. . . we wobbled and raced our bikes along the raised roadway that wound its route through the absolute dark of the Fens, dangerously lined on either verge by barely visible trees, following the one or two faint torch beams held by those at the front of the group.
. . . we lay ourselves down spread-eagled on our backs on Nine Ashes Road, where it dipped across the fields towards the sunken village — a dare to the traffic, or to the cold surveillance of the million stars.
. . . we came suddenly upon the breathtaking view of Manchester, dot-to-dotted in a million points of light below our camping site on the moortop — where all, prior to nightfall, had been invisible, whether in cloud, mist or distance I could not say.
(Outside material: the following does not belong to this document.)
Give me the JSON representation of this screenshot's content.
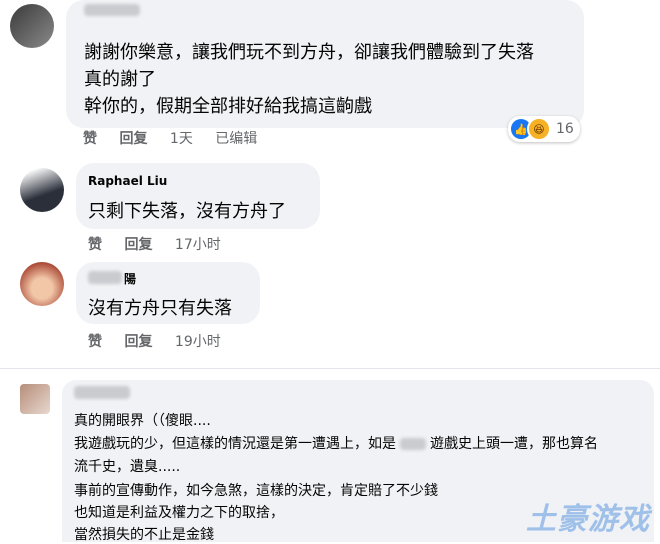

. . . I failed over the short distance from the door to her driveway — on my first evening out with the old friends after being abroad for six months — to engineer a moment alone with her, and was told, later on the walk home, that she had thought my letter was awful, arrogant and pretentious, and wouldn’t see me again.
. . . I posted a still-lit cigarette stub into a red pillar box, and was surprised to find my companions appalled, not thrilled, by my depravity.
. . . we bought two kebabs a-piece, one for now, one for halfway home, but I ate mine both straight away, in an sickening feat of gluttony.
. . . I rapped my furled umbrella (the first full-sized model I had ever possessed) on the lamp posts of Clermont-Ferrand as I passed, in homage to Gene Kelly, and ruined it in the process.
. . . I was fine, straining to preserve absolute stillness but fine, on the bus, but threw up dramatically, efficiently, into the pavement excavation at the corner of our street.
. . . she was fine, standing and swaying in polite conversation but fine, on the bus, and considered a while on the sofa before agreeing to share my bed with me for the night.
. . . I bought a porn magazine in a 7-11, which, chosen in haste, and turning out to be quite devoid of beauty or taste to sugar its basic pleasures, got one use before being put — not self-disgustedly, but just . . . disgustedly — straight into the flat bins the next morning.